What's disappointing for enthusiasts like Daniel is that neon is dying. Businesses are switching to cheaper, more energy-efficient LED bulbs and municipal planning boards are zoning out neon to decrease the number of unsightly displays.
"Neon spent most of its career in this country more hated than loved in terms of being banned and put under zoning ordinances," said neon historian Thomas Rinaldi. "It's an iconic part of the 20th century, but it's been legislated out of existence in some places. There's a vindictive attitude toward it."
Neon lights weren't always losing ground. They were once in LED's shoes, beating out an old mode of lighting.
In 1902, just a few years after neon gas was discovered by British chemists, French engineer Georges Claude sent it coursing through electrified glass tubes, creating neon lighting.
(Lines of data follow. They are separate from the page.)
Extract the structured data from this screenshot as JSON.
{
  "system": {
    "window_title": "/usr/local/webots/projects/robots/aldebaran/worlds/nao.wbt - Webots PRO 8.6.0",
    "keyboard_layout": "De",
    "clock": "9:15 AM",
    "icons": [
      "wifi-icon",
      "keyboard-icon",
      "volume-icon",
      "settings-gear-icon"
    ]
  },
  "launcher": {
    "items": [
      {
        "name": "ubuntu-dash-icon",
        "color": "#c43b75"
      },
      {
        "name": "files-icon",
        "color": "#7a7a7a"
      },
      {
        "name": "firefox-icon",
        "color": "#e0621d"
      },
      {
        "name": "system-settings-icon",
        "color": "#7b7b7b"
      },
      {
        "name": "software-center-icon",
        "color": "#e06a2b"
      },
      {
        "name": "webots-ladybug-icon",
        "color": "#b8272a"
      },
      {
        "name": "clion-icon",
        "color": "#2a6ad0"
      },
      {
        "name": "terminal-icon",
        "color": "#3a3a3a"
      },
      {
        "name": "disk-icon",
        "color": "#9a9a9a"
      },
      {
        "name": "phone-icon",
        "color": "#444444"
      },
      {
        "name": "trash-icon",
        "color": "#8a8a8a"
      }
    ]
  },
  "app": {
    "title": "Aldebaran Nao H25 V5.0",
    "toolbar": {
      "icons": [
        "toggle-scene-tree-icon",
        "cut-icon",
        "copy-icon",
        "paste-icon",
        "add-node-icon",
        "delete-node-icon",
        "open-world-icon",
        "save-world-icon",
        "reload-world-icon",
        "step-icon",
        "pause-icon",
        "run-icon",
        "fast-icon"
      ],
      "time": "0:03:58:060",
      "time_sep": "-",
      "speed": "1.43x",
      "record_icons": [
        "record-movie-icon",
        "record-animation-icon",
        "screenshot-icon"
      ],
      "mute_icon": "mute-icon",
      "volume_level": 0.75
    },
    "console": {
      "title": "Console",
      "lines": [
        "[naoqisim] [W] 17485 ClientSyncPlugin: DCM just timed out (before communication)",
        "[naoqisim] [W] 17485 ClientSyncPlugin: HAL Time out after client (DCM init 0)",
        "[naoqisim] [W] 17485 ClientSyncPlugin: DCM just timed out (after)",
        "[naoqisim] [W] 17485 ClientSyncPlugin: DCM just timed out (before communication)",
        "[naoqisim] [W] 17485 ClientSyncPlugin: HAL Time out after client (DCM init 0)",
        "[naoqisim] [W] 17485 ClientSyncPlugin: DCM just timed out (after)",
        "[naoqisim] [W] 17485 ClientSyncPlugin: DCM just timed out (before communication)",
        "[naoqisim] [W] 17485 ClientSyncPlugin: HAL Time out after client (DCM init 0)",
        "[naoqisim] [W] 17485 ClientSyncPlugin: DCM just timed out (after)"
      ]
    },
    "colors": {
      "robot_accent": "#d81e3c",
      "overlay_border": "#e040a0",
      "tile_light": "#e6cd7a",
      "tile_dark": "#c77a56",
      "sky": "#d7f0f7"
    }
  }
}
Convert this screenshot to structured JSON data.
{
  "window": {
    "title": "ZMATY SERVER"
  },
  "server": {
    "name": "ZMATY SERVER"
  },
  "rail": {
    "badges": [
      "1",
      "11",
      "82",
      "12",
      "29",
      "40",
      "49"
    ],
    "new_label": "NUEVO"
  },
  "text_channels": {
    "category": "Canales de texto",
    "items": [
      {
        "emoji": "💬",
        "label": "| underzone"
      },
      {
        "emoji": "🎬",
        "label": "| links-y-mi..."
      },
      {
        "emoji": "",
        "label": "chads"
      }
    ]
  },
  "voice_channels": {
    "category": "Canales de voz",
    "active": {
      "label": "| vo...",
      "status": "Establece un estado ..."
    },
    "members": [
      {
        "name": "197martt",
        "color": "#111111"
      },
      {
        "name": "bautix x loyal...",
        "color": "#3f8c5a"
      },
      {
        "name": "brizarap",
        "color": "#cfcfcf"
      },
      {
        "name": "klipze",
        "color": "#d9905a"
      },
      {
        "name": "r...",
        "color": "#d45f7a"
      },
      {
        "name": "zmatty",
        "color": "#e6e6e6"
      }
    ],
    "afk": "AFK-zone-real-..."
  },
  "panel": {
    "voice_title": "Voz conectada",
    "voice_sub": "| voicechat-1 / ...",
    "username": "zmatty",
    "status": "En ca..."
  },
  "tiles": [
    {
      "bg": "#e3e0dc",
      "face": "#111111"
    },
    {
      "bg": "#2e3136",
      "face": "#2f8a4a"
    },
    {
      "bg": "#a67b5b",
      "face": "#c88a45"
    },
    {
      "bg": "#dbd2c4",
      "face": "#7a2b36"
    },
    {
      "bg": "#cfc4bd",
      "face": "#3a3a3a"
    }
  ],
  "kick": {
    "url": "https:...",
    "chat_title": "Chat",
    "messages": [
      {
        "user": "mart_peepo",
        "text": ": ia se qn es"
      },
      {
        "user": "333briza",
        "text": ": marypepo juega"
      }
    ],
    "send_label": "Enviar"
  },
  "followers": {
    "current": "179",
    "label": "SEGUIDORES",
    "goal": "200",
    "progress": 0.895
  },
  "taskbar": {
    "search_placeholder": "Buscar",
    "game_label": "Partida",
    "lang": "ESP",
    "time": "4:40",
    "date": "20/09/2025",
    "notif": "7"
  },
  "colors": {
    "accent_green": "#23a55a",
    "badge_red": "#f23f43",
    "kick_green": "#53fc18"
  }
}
The new type of light quickly ousted incandescent bulbs, the former favorite of sign-makers.
Claude started marketing neon signs in Europe and in the early 1920s came to America, where neon's popularity exploded, said Rinaldi.
In the 1930s, neon was everywhere in America. In the beginning of the decade, shops saw the glowing lights as a novelty, though an expensive one, to keep them competitive. They were installed for big corporate chain retailers like car dealers. But by the end of the decade, big businesses had found cheaper alternatives.
At that point, neon became associated with less desirable businesses, Rinaldi said. Think seedy hotels and sex shops.
Despite the connotation, neon continued to be a "powerhouse industry" from the '40s through the '60s, but began a steady decline in the 1970s as even small businesses found cheaper ways to advertise. Some cities came to view the lighting as tacky and overly commercial.
Not many people would know now, but Vancouver was covered in neon until it became vilified. People said the signs were garish and distracted from the city's natural beauty.
"They're outsized, outlandish, and outrageous. They're desecrating our buildings, cluttering our streets, and -- this is the final indignity -- blocking our view of some of the greatest scenery in the world," Vancouver Sun columnist Tom Ardies wrote in 1966, as quoted in a 2011 Sun article.
It wasn't just Vancouver turning off the neon. The Big Apple went from tens of thousands of signs in the '70s to just a few hundred across the five boroughs today, said Rinaldi, author of "New York Neon."
Across the United States, the use of neon signs saw another sharp dip in the late 2000s, according to a survey by trade magazine Signs of the Times. Signs were illuminated by 33% neon and 23% LEDs in 2007, but the tables had turned by 2010. By then LEDs more than doubled the use of neon, 40% to 18%.
In the last few years, even Hong Kong, with its rows of iconic neon-lit streets, has started to turn to LEDs.
Despite its commercial decline, neon has still enjoyed periods of popularity as an art form, experts say.
"It's that color, it's that light," said Kim Koga, an artist who started working with neon in the late '80s, and is now the director of the Neon Art Museum in Los Angeles. "It's kind of magical, even though it's a mixture of a chemistry project and magic."
For Houston native and long-time neon fan Randall Brelsford, the lighting is a message from another time.
"I always loved neon because it was a representation of the future from the people of the past," he said. "There's something that's just so romantic about dark and neon. It can be really sleazy or it can be really romantic. It's a really adaptive light."
Preserving neon and making people aware of it has become the mission of the Neon Art Museum, as well as the other big museum in the U.S., the Neon Museum in Las Vegas. The Los Angeles museum started in the '80s, as signs were coming down around the city. Koga knows the museum can't possibly fit all the neon signs it saves, but collectors and enthusiasts have helped take in some of the larger signs.
"Making people aware of its unique history in America and the value of it has turned things around in L.A.," she said. "There are enough examples that have awakened developers to the value of neon signs on their buildings. Now they want to put a neon sign on their buildings to give it that look."